The circle of patients gathered for group therapy at a doctor’s family practice in McKenzie, Tennessee, could well represent the face of the state’s opioid epidemic. They were in a small city in a rural county, fertile ground for prescription drug addiction, though they traveled from as far as Nashville and Missouri.
But Howard University is looking to the contemporary crisis as a point for national dialog, today announcing a symposium to address catalysts and solutions for the growing epidemic to be held this Thursday in Cramton Auditorium.
The symposium will invite members across the university’s academic schools and departments to provide institutional perspective on opioid overdosing, a public health emergency which has killed more than 300,000 people over the last 17 years but with rates which historically have been low among racial minorities.
Dr. Phillip Coffin compares naloxone — the drug used to reverse the effects of opioid overdoses — to seat belts. Seat belts can prevent drivers and passengers from dying in a car crash, but seat belts can’t prevent the crashes themselves.
“The devastating impact that opioid addiction has had on communities throughout this country requires that we identify collaborative and comprehensive solutions to address this epidemic,” said Howard University Provost Anthony K. Wutoh, Ph.D., R.Ph. “Howard University is poised to convene leaders in various disciplines to take a step forward in finding solutions to this crisis.”
In states like Ohio, opioid use and related deaths are climbing among African Americans.

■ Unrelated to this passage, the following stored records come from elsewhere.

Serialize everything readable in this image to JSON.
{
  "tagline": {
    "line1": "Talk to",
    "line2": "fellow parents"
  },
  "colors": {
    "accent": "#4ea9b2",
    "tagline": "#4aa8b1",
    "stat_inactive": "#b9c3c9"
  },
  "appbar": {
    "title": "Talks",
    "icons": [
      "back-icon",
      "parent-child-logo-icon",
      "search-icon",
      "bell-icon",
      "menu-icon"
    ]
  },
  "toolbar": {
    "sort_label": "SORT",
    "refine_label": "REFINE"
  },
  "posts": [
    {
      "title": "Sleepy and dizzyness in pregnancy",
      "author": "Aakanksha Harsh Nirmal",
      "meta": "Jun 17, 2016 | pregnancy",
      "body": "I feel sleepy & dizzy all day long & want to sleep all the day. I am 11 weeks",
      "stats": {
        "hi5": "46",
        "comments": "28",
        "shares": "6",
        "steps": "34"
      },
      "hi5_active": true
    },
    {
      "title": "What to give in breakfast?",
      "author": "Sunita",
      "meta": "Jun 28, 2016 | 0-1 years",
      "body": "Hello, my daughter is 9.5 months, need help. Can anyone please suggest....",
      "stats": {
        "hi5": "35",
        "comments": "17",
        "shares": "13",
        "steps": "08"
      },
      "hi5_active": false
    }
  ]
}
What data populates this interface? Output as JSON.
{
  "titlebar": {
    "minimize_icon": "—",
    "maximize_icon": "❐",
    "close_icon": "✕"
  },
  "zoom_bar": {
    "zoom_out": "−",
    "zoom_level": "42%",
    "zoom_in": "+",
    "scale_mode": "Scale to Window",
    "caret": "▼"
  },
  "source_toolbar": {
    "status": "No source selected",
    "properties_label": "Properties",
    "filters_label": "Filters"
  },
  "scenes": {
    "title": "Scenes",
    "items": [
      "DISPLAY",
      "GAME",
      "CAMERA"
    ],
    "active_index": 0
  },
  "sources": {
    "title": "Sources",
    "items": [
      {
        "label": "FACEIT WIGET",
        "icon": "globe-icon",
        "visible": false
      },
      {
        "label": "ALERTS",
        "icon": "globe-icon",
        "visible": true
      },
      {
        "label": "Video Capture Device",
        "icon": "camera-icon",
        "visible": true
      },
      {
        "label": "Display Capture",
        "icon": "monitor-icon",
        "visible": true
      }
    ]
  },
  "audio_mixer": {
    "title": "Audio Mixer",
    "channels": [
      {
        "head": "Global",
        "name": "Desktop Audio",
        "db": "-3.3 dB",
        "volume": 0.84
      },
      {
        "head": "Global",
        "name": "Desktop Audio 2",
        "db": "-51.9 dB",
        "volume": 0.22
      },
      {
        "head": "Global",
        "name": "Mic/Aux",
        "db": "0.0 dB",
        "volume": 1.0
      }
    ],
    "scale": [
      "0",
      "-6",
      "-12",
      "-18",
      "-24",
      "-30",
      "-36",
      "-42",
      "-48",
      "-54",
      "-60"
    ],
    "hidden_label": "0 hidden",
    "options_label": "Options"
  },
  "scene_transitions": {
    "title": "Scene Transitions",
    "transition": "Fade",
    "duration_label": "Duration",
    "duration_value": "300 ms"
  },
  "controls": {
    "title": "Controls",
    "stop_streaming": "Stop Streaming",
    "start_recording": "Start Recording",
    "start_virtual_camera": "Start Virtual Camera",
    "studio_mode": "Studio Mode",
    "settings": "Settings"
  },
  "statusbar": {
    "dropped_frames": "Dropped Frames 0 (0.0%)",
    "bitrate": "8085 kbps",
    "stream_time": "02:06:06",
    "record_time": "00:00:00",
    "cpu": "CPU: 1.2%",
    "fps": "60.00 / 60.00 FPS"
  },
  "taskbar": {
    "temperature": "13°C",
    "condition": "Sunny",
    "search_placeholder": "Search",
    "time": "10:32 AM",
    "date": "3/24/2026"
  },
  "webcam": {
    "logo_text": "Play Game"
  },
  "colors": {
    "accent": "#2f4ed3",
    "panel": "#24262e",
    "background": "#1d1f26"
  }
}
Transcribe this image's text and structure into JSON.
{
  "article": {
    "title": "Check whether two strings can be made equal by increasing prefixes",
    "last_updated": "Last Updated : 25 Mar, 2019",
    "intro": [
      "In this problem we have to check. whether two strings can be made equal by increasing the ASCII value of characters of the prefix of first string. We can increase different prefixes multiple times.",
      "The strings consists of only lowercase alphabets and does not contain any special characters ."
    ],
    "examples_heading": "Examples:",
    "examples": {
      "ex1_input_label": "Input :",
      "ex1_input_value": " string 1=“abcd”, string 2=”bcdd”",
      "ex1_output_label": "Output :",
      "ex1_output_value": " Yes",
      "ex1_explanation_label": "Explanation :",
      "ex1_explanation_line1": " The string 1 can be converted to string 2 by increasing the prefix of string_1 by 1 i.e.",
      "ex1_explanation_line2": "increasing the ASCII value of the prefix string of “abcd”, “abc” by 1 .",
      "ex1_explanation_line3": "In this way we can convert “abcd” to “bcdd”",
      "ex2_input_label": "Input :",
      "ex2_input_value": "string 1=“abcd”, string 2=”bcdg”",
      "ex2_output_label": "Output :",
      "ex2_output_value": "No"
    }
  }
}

The nation’s opioid addiction crisis has largely been considered a problem for white people, many of whom have fallen prey to abuse of prescription painkillers and have migrated to fentanyl and heroin, often in rural areas such as Appalachia.